Dataset rows for apps and sites:
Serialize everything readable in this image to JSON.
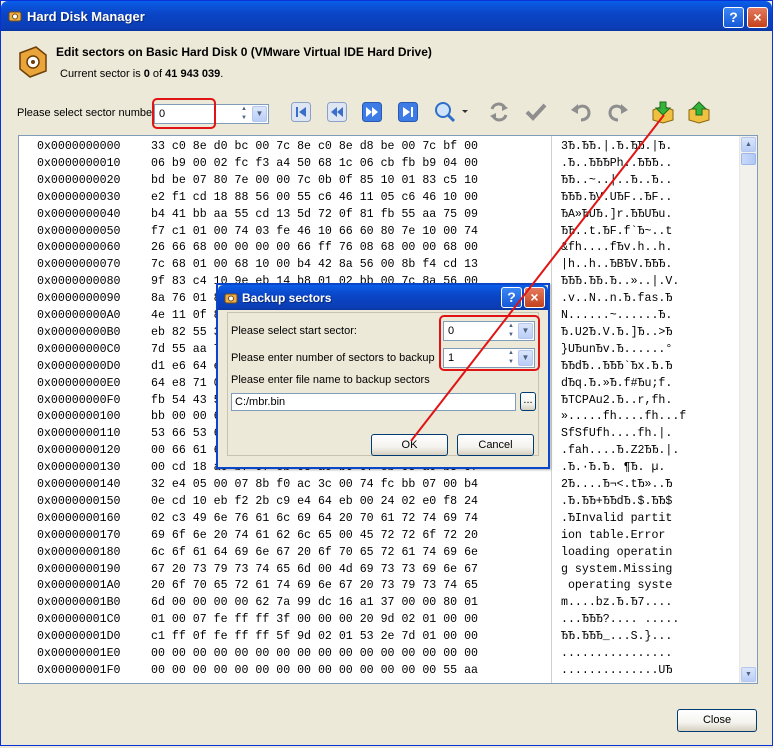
{
  "window": {
    "title": "Hard Disk Manager",
    "help_label": "?",
    "close_label": "×"
  },
  "header": {
    "title": "Edit sectors on Basic Hard Disk 0 (VMware Virtual IDE Hard Drive)",
    "current_prefix": "Current sector is ",
    "current_sector": "0",
    "of_label": " of ",
    "total_sectors": "41 943 039",
    "period": "."
  },
  "sector_select": {
    "label": "Please select sector number",
    "value": "0"
  },
  "icons": {
    "first": "first-sector-icon",
    "prev": "previous-sector-icon",
    "next": "next-sector-icon",
    "last": "last-sector-icon",
    "search": "search-icon",
    "refresh": "refresh-icon",
    "apply": "checkmark-icon",
    "undo": "undo-icon",
    "redo": "redo-icon",
    "backup": "backup-sectors-icon",
    "restore": "restore-sectors-icon"
  },
  "colors": {
    "title_blue": "#0a46c8",
    "highlight_red": "#e01414",
    "window_bg": "#ece9d8"
  },
  "hex_rows": [
    {
      "addr": "0x0000000000",
      "bytes": "33 c0 8e d0 bc 00 7c 8e c0 8e d8 be 00 7c bf 00",
      "ascii": "3Ђ.ЂЂ.|.Ђ.ЂЂ.|Ђ."
    },
    {
      "addr": "0x0000000010",
      "bytes": "06 b9 00 02 fc f3 a4 50 68 1c 06 cb fb b9 04 00",
      "ascii": ".Ђ..ЂЂЂPh..ЂЂЂ.."
    },
    {
      "addr": "0x0000000020",
      "bytes": "bd be 07 80 7e 00 00 7c 0b 0f 85 10 01 83 c5 10",
      "ascii": "ЂЂ..~..|..Ђ..Ђ.."
    },
    {
      "addr": "0x0000000030",
      "bytes": "e2 f1 cd 18 88 56 00 55 c6 46 11 05 c6 46 10 00",
      "ascii": "ЂЂЂ.ЂV.UЂF..ЂF.."
    },
    {
      "addr": "0x0000000040",
      "bytes": "b4 41 bb aa 55 cd 13 5d 72 0f 81 fb 55 aa 75 09",
      "ascii": "ЂA»ЂUЂ.]r.ЂЂUЂu."
    },
    {
      "addr": "0x0000000050",
      "bytes": "f7 c1 01 00 74 03 fe 46 10 66 60 80 7e 10 00 74",
      "ascii": "ЂЂ..t.ЂF.f`Ђ~..t"
    },
    {
      "addr": "0x0000000060",
      "bytes": "26 66 68 00 00 00 00 66 ff 76 08 68 00 00 68 00",
      "ascii": "&fh....fЂv.h..h."
    },
    {
      "addr": "0x0000000070",
      "bytes": "7c 68 01 00 68 10 00 b4 42 8a 56 00 8b f4 cd 13",
      "ascii": "|h..h..ЂBЂV.ЂЂЂ."
    },
    {
      "addr": "0x0000000080",
      "bytes": "9f 83 c4 10 9e eb 14 b8 01 02 bb 00 7c 8a 56 00",
      "ascii": "ЂЂЂ.ЂЂ.Ђ..»..|.V."
    },
    {
      "addr": "0x0000000090",
      "bytes": "8a 76 01 8a 4e 02 8a 6e 03 cd 13 66 61 73 1c fe",
      "ascii": ".v..N..n.Ђ.fas.Ђ"
    },
    {
      "addr": "0x00000000A0",
      "bytes": "4e 11 0f 85 0c 00 80 7e 00 80 0f 84 8a 00 b2 80",
      "ascii": "N......~......Ђ."
    },
    {
      "addr": "0x00000000B0",
      "bytes": "eb 82 55 32 e4 8a 56 00 cd 13 5d eb 9c 81 3e fe",
      "ascii": "Ђ.U2Ђ.V.Ђ.]Ђ..>Ђ"
    },
    {
      "addr": "0x00000000C0",
      "bytes": "7d 55 aa 75 6e ff 76 00 e8 8a 00 0f 85 15 00 b0",
      "ascii": "}UЂunЂv.Ђ......°"
    },
    {
      "addr": "0x00000000D0",
      "bytes": "d1 e6 64 e8 7f 00 b0 df e6 60 e8 78 00 b0 ff e6",
      "ascii": "ЂЂdЂ..ЂЂЂ`Ђx.Ђ.Ђ"
    },
    {
      "addr": "0x00000000E0",
      "bytes": "64 e8 71 00 b8 00 bb cd 1a 66 23 c0 75 3b 66 81",
      "ascii": "dЂq.Ђ.»Ђ.f#Ђu;f."
    },
    {
      "addr": "0x00000000F0",
      "bytes": "fb 54 43 50 41 75 32 81 f9 02 01 72 2c 66 68 07",
      "ascii": "ЂTCPAu2.Ђ..r,fh."
    },
    {
      "addr": "0x0000000100",
      "bytes": "bb 00 00 66 68 00 02 00 00 66 68 08 00 00 00 66",
      "ascii": "».....fh....fh...f"
    },
    {
      "addr": "0x0000000110",
      "bytes": "53 66 53 66 55 66 68 00 00 00 00 66 68 00 7c 00",
      "ascii": "SfSfUfh....fh.|."
    },
    {
      "addr": "0x0000000120",
      "bytes": "00 66 61 68 00 00 07 cd 1a 5a 32 f6 ea 00 7c 00",
      "ascii": ".fah....Ђ.Z2ЂЂ.|."
    },
    {
      "addr": "0x0000000130",
      "bytes": "00 cd 18 a0 b7 07 eb 08 a0 b6 07 eb 03 a0 b5 07",
      "ascii": ".Ђ.·Ђ.Ђ. ¶Ђ. µ."
    },
    {
      "addr": "0x0000000140",
      "bytes": "32 e4 05 00 07 8b f0 ac 3c 00 74 fc bb 07 00 b4",
      "ascii": "2Ђ....Ђ¬<.tЂ»..Ђ"
    },
    {
      "addr": "0x0000000150",
      "bytes": "0e cd 10 eb f2 2b c9 e4 64 eb 00 24 02 e0 f8 24",
      "ascii": ".Ђ.ЂЂ+ЂЂdЂ.$.ЂЂ$"
    },
    {
      "addr": "0x0000000160",
      "bytes": "02 c3 49 6e 76 61 6c 69 64 20 70 61 72 74 69 74",
      "ascii": ".ЂInvalid partit"
    },
    {
      "addr": "0x0000000170",
      "bytes": "69 6f 6e 20 74 61 62 6c 65 00 45 72 72 6f 72 20",
      "ascii": "ion table.Error "
    },
    {
      "addr": "0x0000000180",
      "bytes": "6c 6f 61 64 69 6e 67 20 6f 70 65 72 61 74 69 6e",
      "ascii": "loading operatin"
    },
    {
      "addr": "0x0000000190",
      "bytes": "67 20 73 79 73 74 65 6d 00 4d 69 73 73 69 6e 67",
      "ascii": "g system.Missing"
    },
    {
      "addr": "0x00000001A0",
      "bytes": "20 6f 70 65 72 61 74 69 6e 67 20 73 79 73 74 65",
      "ascii": " operating syste"
    },
    {
      "addr": "0x00000001B0",
      "bytes": "6d 00 00 00 00 62 7a 99 dc 16 a1 37 00 00 80 01",
      "ascii": "m....bz.Ђ.Ђ7...."
    },
    {
      "addr": "0x00000001C0",
      "bytes": "01 00 07 fe ff ff 3f 00 00 00 20 9d 02 01 00 00",
      "ascii": "...ЂЂЂ?.... ....."
    },
    {
      "addr": "0x00000001D0",
      "bytes": "c1 ff 0f fe ff ff 5f 9d 02 01 53 2e 7d 01 00 00",
      "ascii": "ЂЂ.ЂЂЂ_...S.}..."
    },
    {
      "addr": "0x00000001E0",
      "bytes": "00 00 00 00 00 00 00 00 00 00 00 00 00 00 00 00",
      "ascii": "................"
    },
    {
      "addr": "0x00000001F0",
      "bytes": "00 00 00 00 00 00 00 00 00 00 00 00 00 00 55 aa",
      "ascii": "..............UЂ"
    }
  ],
  "scroll_up": "▲",
  "scroll_down": "▼",
  "close_button": "Close",
  "dialog": {
    "title": "Backup sectors",
    "help_label": "?",
    "close_label": "×",
    "start_label": "Please select start sector:",
    "start_value": "0",
    "count_label": "Please enter number of sectors to backup",
    "count_value": "1",
    "file_label": "Please enter file name to backup sectors",
    "file_value": "C:/mbr.bin",
    "browse_label": "...",
    "ok_label": "OK",
    "cancel_label": "Cancel"
  }
}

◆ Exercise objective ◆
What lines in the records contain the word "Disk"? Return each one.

◆ Response to this exercise ◆
    "title": "Hard Disk Manager",
    "title": "Edit sectors on Basic Hard Disk 0 (VMware Virtual IDE Hard Drive)",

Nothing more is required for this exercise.